Kabell decided against the single-stream option after weighing the willingness of Copenhagen residents to sort their waste alongside questions concerning the quality and reliability of the REnescience product. An analysis by the municipality showed levels of mercury and plastic in their bio-liquid and would-be fertilizer that exceed safety levels set by the Environment Ministry. This would render the waste byproduct unusable in agriculture and therefore not conducive to the goal of reaching 45 percent recovery rates of waste under the current rules.
A Bridge Too Far?
The city’s biogas programme has run into trouble, however. Under the original plan, the wastewater utility Biofos was to have been equipped with a biogas facility to treat the organic waste. But they need 50,000 tons of organic waste a year for the enterprise to be profitable, and when waste-to-energy plant Vestforbrænding decided not to cooperate with the programme earlier this year, only 30,000 tons of waste could be guaranteed, leading Biofos to pull out.

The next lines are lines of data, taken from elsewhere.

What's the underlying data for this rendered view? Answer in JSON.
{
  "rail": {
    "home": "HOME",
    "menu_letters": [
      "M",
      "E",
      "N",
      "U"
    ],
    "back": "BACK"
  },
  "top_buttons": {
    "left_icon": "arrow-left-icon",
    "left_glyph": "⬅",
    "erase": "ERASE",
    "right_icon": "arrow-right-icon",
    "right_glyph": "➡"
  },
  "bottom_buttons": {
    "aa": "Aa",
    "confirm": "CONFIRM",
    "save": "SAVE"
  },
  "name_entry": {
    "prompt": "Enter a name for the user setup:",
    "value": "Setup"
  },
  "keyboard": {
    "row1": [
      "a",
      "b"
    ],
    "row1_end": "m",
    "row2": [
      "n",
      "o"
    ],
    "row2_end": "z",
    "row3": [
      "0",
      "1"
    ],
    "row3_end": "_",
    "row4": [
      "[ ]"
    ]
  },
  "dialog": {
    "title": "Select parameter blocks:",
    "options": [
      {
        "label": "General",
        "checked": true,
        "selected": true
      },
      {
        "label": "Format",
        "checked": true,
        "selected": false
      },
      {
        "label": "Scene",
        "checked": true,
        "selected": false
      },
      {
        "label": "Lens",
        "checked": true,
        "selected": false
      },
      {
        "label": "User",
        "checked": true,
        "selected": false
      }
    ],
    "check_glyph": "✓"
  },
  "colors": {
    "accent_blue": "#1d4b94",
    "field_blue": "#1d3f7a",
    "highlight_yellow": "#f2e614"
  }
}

As a result, the organic matter will have to be treated and converted into biogas by Hashøj Biogas in West Zealand. This facility will not be able to treat all the organic waste, however, and the remainder will have to be transported all the way to South Jutland.
“We chose to follow suit with Vestforbrænding when we saw that they put the project on hold,” Biofos’ director John Buur Christiansen recently told Ingeniøren, adding that they might decide to rejoin the programme if it looked like there was enough organic waste being collected to make the project viable.
“I’ve definitely not given up the idea of a biogas plant in Copenhagen or in one of the surrounding municipalities,” admits Kabell.
“Copenhagen once led the charge toward a goal in which several municipalities from around the country joined forces to establish facilities capable of recycling plastic. And I’m quite sure that we can find a group of cities similarly interested in partnering up to deliver organic waste to a new plant.” M